Problem -
Each line of the records below that contains "folder" needs to be copied.

Data records:
◆ ◆ ◆ ◆ ◆ ◆ ◆
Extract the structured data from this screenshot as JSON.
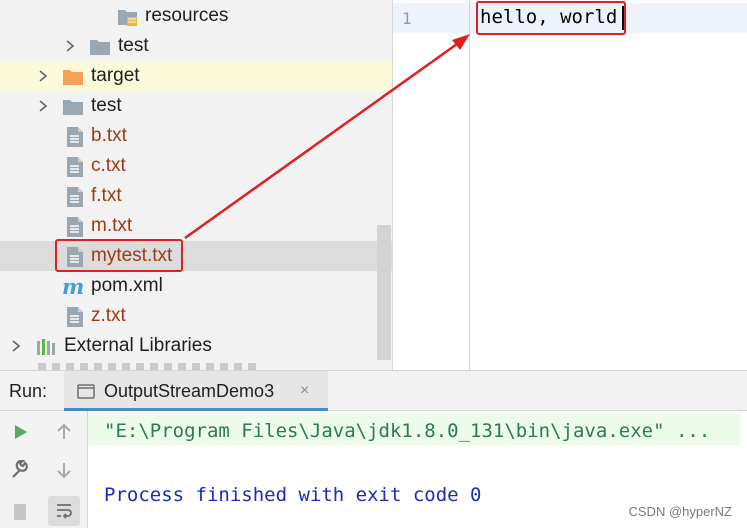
{
  "project_tree": {
    "items": [
      {
        "label": "resources",
        "type": "resources-folder",
        "color": "dark"
      },
      {
        "label": "test",
        "type": "folder",
        "color": "dark"
      },
      {
        "label": "target",
        "type": "orange-folder",
        "color": "dark"
      },
      {
        "label": "test",
        "type": "folder",
        "color": "dark"
      },
      {
        "label": "b.txt",
        "type": "text-file",
        "color": "red"
      },
      {
        "label": "c.txt",
        "type": "text-file",
        "color": "red"
      },
      {
        "label": "f.txt",
        "type": "text-file",
        "color": "red"
      },
      {
        "label": "m.txt",
        "type": "text-file",
        "color": "red"
      },
      {
        "label": "mytest.txt",
        "type": "text-file",
        "color": "red"
      },
      {
        "label": "pom.xml",
        "type": "maven-file",
        "color": "dark"
      },
      {
        "label": "z.txt",
        "type": "text-file",
        "color": "red"
      },
      {
        "label": "External Libraries",
        "type": "libraries",
        "color": "dark"
      }
    ]
  },
  "editor": {
    "line_number": "1",
    "code": "hello, world"
  },
  "run_panel": {
    "title": "Run:",
    "tab_label": "OutputStreamDemo3",
    "tab_close": "×",
    "command_line": "\"E:\\Program Files\\Java\\jdk1.8.0_131\\bin\\java.exe\" ...",
    "process_line": "Process finished with exit code 0"
  },
  "watermark": "CSDN @hyperNZ",
  "colors": {
    "annotation": "#e02020",
    "file_red": "#9c3b12",
    "console_green": "#2a7a5a",
    "console_blue": "#1e2ab8",
    "tab_underline": "#4a88c7"
  }
}
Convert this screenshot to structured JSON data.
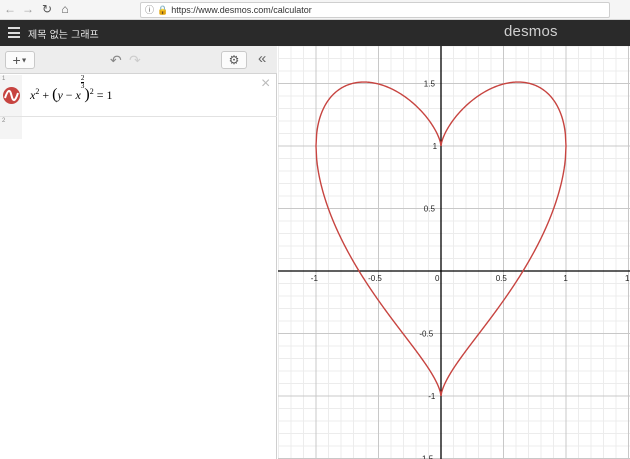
{
  "browser": {
    "back_icon": "arrow-left-icon",
    "forward_icon": "arrow-right-icon",
    "reload_icon": "reload-icon",
    "home_icon": "home-icon",
    "url": "https://www.desmos.com/calculator"
  },
  "header": {
    "title": "제목 없는 그래프",
    "brand": "desmos"
  },
  "toolbar": {
    "add_label": "+",
    "undo_icon": "undo-icon",
    "redo_icon": "redo-icon",
    "settings_icon": "wrench-icon",
    "collapse_icon": "double-chevron-left-icon"
  },
  "expressions": [
    {
      "number": "1",
      "latex": "x^2 + (y - x^(2/3))^2 = 1",
      "color": "#c74440"
    },
    {
      "number": "2",
      "latex": ""
    }
  ],
  "graph": {
    "x_ticks": [
      "-1",
      "-0.5",
      "0",
      "0.5",
      "1"
    ],
    "y_ticks": [
      "1.5",
      "1",
      "0.5",
      "-0.5",
      "-1",
      "-1.5"
    ],
    "curve_color": "#c74440",
    "axis_color": "#000000"
  }
}
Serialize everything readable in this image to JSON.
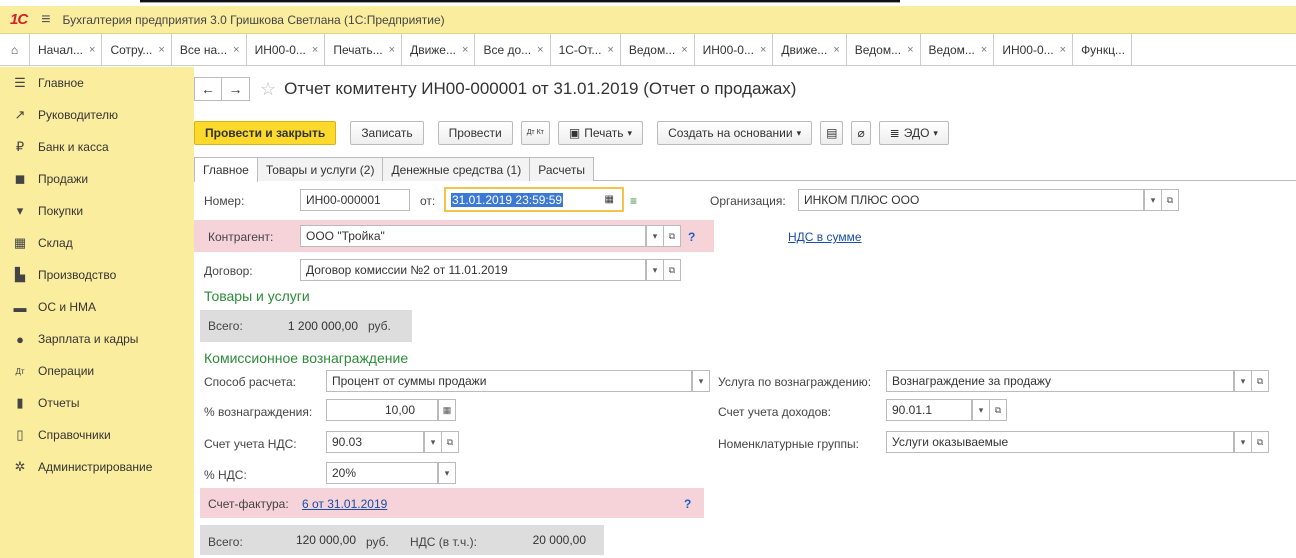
{
  "app": {
    "logo": "1С",
    "title": "Бухгалтерия предприятия 3.0 Гришкова Светлана  (1С:Предприятие)"
  },
  "window_tabs": [
    {
      "label": "Начал..."
    },
    {
      "label": "Сотру..."
    },
    {
      "label": "Все на..."
    },
    {
      "label": "ИН00-0..."
    },
    {
      "label": "Печать..."
    },
    {
      "label": "Движе..."
    },
    {
      "label": "Все до..."
    },
    {
      "label": "1С-От..."
    },
    {
      "label": "Ведом..."
    },
    {
      "label": "ИН00-0..."
    },
    {
      "label": "Движе..."
    },
    {
      "label": "Ведом..."
    },
    {
      "label": "Ведом..."
    },
    {
      "label": "ИН00-0..."
    },
    {
      "label": "Функц..."
    }
  ],
  "sidebar": {
    "items": [
      {
        "label": "Главное",
        "icon": "menu-icon"
      },
      {
        "label": "Руководителю",
        "icon": "trend-icon"
      },
      {
        "label": "Банк и касса",
        "icon": "ruble-icon"
      },
      {
        "label": "Продажи",
        "icon": "bag-icon"
      },
      {
        "label": "Покупки",
        "icon": "cart-icon"
      },
      {
        "label": "Склад",
        "icon": "warehouse-icon"
      },
      {
        "label": "Производство",
        "icon": "factory-icon"
      },
      {
        "label": "ОС и НМА",
        "icon": "truck-icon"
      },
      {
        "label": "Зарплата и кадры",
        "icon": "person-icon"
      },
      {
        "label": "Операции",
        "icon": "dt-kt-icon"
      },
      {
        "label": "Отчеты",
        "icon": "bar-chart-icon"
      },
      {
        "label": "Справочники",
        "icon": "book-icon"
      },
      {
        "label": "Администрирование",
        "icon": "gear-icon"
      }
    ]
  },
  "document": {
    "title": "Отчет комитенту ИН00-000001 от 31.01.2019 (Отчет о продажах)"
  },
  "toolbar": {
    "post_close": "Провести и закрыть",
    "save": "Записать",
    "post": "Провести",
    "dtkt": "Дт Кт",
    "print": "Печать",
    "create_based": "Создать на основании",
    "edo": "ЭДО"
  },
  "form_tabs": [
    {
      "label": "Главное"
    },
    {
      "label": "Товары и услуги (2)"
    },
    {
      "label": "Денежные средства (1)"
    },
    {
      "label": "Расчеты"
    }
  ],
  "form": {
    "number_label": "Номер:",
    "number_value": "ИН00-000001",
    "date_label": "от:",
    "date_value": "31.01.2019 23:59:59",
    "org_label": "Организация:",
    "org_value": "ИНКОМ ПЛЮС ООО",
    "counterparty_label": "Контрагент:",
    "counterparty_value": "ООО \"Тройка\"",
    "vat_link": "НДС в сумме",
    "contract_label": "Договор:",
    "contract_value": "Договор комиссии №2 от 11.01.2019",
    "goods_section": "Товары и услуги",
    "total_label": "Всего:",
    "total_value": "1 200 000,00",
    "currency": "руб.",
    "commission_section": "Комиссионное вознаграждение",
    "calc_method_label": "Способ расчета:",
    "calc_method_value": "Процент от суммы продажи",
    "service_label": "Услуга по вознаграждению:",
    "service_value": "Вознаграждение за продажу",
    "reward_pct_label": "% вознаграждения:",
    "reward_pct_value": "10,00",
    "income_acc_label": "Счет учета доходов:",
    "income_acc_value": "90.01.1",
    "vat_acc_label": "Счет учета НДС:",
    "vat_acc_value": "90.03",
    "nomen_label": "Номенклатурные группы:",
    "nomen_value": "Услуги оказываемые",
    "vat_pct_label": "% НДС:",
    "vat_pct_value": "20%",
    "invoice_label": "Счет-фактура:",
    "invoice_link": "6 от 31.01.2019",
    "commission_total_label": "Всего:",
    "commission_total_value": "120 000,00",
    "commission_currency": "руб.",
    "vat_incl_label": "НДС (в т.ч.):",
    "vat_incl_value": "20 000,00"
  }
}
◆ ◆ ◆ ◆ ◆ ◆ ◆
Response to the task -
        "type": "resources-folder",
        "type": "folder",
        "type": "orange-folder",
        "type": "folder",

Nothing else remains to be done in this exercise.